For high-school seniors all across the nation, it will soon be time to start applying for colleges. The college application process can be overwhelming, especially with heightened competition and increased pressure on students to gain acceptance into the top universities. It is easy for students to focus purely on the end goal of receiving an acceptance letter, but the college application process is a journey filled with many decisions and obstacles. My experience applying for college had its share of successes and regrets — lessons I hope might help others through this trying time.
Deadlines for most applications lurk around December and January, so it is important to start thinking about college before your senior year. Ask yourself basic questions such as, “Do I want to attend college away from home,” or, “Would I rather attend a large university or liberal arts college?”

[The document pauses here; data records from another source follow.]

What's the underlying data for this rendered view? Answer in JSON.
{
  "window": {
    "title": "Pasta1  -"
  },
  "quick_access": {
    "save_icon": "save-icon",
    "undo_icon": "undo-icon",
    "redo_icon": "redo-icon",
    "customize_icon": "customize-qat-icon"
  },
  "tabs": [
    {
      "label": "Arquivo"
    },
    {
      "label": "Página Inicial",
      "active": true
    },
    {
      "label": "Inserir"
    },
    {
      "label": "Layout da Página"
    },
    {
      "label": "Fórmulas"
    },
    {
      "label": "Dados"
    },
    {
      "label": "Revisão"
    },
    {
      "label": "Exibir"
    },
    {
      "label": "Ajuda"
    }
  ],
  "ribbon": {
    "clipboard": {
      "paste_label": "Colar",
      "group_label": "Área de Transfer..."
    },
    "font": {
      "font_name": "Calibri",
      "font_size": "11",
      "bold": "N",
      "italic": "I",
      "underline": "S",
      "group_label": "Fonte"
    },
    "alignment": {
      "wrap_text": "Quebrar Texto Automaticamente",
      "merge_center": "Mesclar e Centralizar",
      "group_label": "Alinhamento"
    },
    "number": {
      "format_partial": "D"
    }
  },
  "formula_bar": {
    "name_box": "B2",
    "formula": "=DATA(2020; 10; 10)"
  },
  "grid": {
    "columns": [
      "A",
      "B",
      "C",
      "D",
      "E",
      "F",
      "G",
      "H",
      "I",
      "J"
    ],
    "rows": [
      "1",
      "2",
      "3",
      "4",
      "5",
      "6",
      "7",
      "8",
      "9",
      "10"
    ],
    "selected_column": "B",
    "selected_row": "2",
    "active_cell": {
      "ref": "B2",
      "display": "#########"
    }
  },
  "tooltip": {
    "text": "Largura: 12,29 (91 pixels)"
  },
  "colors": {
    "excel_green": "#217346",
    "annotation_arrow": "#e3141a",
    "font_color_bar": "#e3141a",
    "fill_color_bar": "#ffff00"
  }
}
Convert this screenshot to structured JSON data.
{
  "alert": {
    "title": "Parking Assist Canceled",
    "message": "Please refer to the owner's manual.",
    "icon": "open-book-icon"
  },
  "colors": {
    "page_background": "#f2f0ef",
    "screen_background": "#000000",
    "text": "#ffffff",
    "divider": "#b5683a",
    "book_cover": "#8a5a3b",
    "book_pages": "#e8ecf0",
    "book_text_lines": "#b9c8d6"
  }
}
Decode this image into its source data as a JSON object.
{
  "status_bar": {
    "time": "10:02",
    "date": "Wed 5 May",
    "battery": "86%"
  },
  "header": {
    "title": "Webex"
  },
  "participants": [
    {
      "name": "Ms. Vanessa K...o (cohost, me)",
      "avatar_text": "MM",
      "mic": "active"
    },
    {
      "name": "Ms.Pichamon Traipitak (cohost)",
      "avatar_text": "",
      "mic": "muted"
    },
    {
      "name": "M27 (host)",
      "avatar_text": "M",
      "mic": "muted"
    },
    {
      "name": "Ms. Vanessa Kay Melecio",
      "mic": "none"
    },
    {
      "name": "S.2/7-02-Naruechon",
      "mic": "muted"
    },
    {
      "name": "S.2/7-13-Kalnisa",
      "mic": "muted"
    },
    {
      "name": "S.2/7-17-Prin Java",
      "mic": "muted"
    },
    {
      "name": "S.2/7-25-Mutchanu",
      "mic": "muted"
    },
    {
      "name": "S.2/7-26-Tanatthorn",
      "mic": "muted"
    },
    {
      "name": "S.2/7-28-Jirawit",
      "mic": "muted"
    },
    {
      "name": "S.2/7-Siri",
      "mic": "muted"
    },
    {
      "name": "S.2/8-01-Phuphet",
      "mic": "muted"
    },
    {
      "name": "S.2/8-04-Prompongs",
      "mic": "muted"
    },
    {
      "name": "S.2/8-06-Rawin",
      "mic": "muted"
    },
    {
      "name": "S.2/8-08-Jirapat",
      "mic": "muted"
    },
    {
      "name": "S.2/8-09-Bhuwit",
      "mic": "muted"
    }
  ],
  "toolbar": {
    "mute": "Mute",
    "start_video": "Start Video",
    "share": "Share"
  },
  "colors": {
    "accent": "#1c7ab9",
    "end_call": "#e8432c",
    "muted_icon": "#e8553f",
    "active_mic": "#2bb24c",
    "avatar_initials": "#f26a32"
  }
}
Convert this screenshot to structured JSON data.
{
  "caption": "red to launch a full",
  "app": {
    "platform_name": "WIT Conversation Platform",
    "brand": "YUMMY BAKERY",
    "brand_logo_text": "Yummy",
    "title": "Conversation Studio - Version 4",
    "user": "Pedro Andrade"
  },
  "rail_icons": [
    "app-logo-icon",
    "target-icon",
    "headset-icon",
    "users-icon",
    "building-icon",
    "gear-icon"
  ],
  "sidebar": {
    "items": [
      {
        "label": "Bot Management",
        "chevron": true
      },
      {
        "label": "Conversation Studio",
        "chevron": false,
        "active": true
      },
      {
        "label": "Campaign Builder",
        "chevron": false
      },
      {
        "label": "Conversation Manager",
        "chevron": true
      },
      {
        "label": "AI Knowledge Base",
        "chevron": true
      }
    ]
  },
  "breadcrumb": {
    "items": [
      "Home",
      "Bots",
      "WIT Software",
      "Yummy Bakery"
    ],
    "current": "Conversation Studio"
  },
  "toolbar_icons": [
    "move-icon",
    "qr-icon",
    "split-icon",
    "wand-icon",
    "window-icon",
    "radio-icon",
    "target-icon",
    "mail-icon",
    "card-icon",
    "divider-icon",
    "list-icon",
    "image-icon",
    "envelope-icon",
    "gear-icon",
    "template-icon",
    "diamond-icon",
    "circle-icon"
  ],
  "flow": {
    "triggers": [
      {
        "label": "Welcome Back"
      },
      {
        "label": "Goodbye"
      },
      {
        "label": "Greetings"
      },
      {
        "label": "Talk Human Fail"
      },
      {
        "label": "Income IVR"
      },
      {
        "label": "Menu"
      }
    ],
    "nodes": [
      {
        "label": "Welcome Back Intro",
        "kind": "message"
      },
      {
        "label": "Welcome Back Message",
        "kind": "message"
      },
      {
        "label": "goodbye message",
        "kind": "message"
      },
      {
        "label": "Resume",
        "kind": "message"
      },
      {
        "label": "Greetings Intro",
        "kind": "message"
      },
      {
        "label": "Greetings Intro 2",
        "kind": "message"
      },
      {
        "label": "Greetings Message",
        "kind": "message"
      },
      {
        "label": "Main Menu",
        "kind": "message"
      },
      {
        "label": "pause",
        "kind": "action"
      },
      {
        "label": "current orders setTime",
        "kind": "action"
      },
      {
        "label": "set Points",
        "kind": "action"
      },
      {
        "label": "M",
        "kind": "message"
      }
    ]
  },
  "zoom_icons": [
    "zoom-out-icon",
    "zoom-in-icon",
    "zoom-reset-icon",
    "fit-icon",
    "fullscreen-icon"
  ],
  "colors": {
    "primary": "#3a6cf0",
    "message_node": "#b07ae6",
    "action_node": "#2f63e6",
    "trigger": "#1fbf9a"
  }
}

Starting the actual application process as soon as you can is a great idea. The Common Application, which is used by many universities, as well as supplemental material specific to individual colleges are often released during the summer before your senior year. Start working on these applications early! I began working on my applications in August, a decision I am glad I made. The earlier you start, the more time you will have to polish your essays and check your personal information.
Do your research
For a first-time college applicant, the process itself can be confusing. Some high schools offer free discussion panels and tutorials for parents and students who might not know where to start. Take advantage of this help, but do your own research. My family and I sat down and discussed the process many times, talking to relatives and friends who completed the process already, doing our own individual research, and reading college forums.
Additionally, there are also early application processes available for students who want a faster decision. These are early action and early decision, depending on the college. Each has restrictions and requirements, which vary from school to school. Early application can be beneficial for those who are set on a particular college. By applying early, you might have a better chance of being accepted.
Have a game plan
Once you have completed your research and have compiled a list of colleges you wish to apply to, you need to get organizes. If you are planning on applying to multiple colleges, deadlines and various supplements can become jumbled. Deadlines for applications may overlap or be only a few days apart. To avoid missing a deadline (which unfortunately happens to far too many applicants), utilize checklists and schedules to keep track of all impending due dates. When I was applying for college, I created an spreadsheet that kept track of all of the colleges I was applying to, the required material, and deadlines, as well as my progress with each application. This strategy helped me manage my time and prioritize which application I needed to work on first.
Learn to sell yourself
Unfortunately, the college application process is not solely a merit-based system. Private universities want the best students, but they also look for applicants who can make unique contributions to their school. Hence, you need to sell whatever sets you apart from others. To decide how I wanted to present myself, I evaluated my talents and the activities I participated in, looking for passion and continuity. In the end, I presented myself as a writer, based on my experience as a columnist for this magazine and my success in writing contests.
Bear in mind, selling yourself to colleges doesn’t always entail emphasizing a talent or skill, as colleges and universities often look for cultural and economic diversity. At times, colleges may choose students based on socioeconomic class, first-generation college students, minorities, and students whose parents have attended the same school. Explore these options and use them to your advantage.
Do not lose sight of high school
One of the most common mistakes I have seen my peers make is overinvesting their time in the college application process. Remember that, while getting into college is your goal, your job is still a high-school student. Make sure that you continue to learn and put effort into your high-school classes. The knowledge you accumulate now will be a foundation for college.
Even after the acceptance letter arrives, do not lose sight of high school. The term “second term senior” is notorious, referring to students who have been admitted into college and do the bare minimum to complete high school. It is foolish to stop caring about school, in general, but senior grades can be important if you eventually chose to transfer to another college. So do not let your grades slide.
It is hard to believe that almost two years ago, I was in the same boat as high-school seniors are today. The experience applying for college was an eye-opener. My journey helped me discover my strengths, achievements, and passions, as well as my weaknesses and faults. In the end, I came out knowing not only what college I would be attending in the fall, but also more about the person that I was.
Aglaia Ho is a rising sophomore at Williams College and a native New Yorker.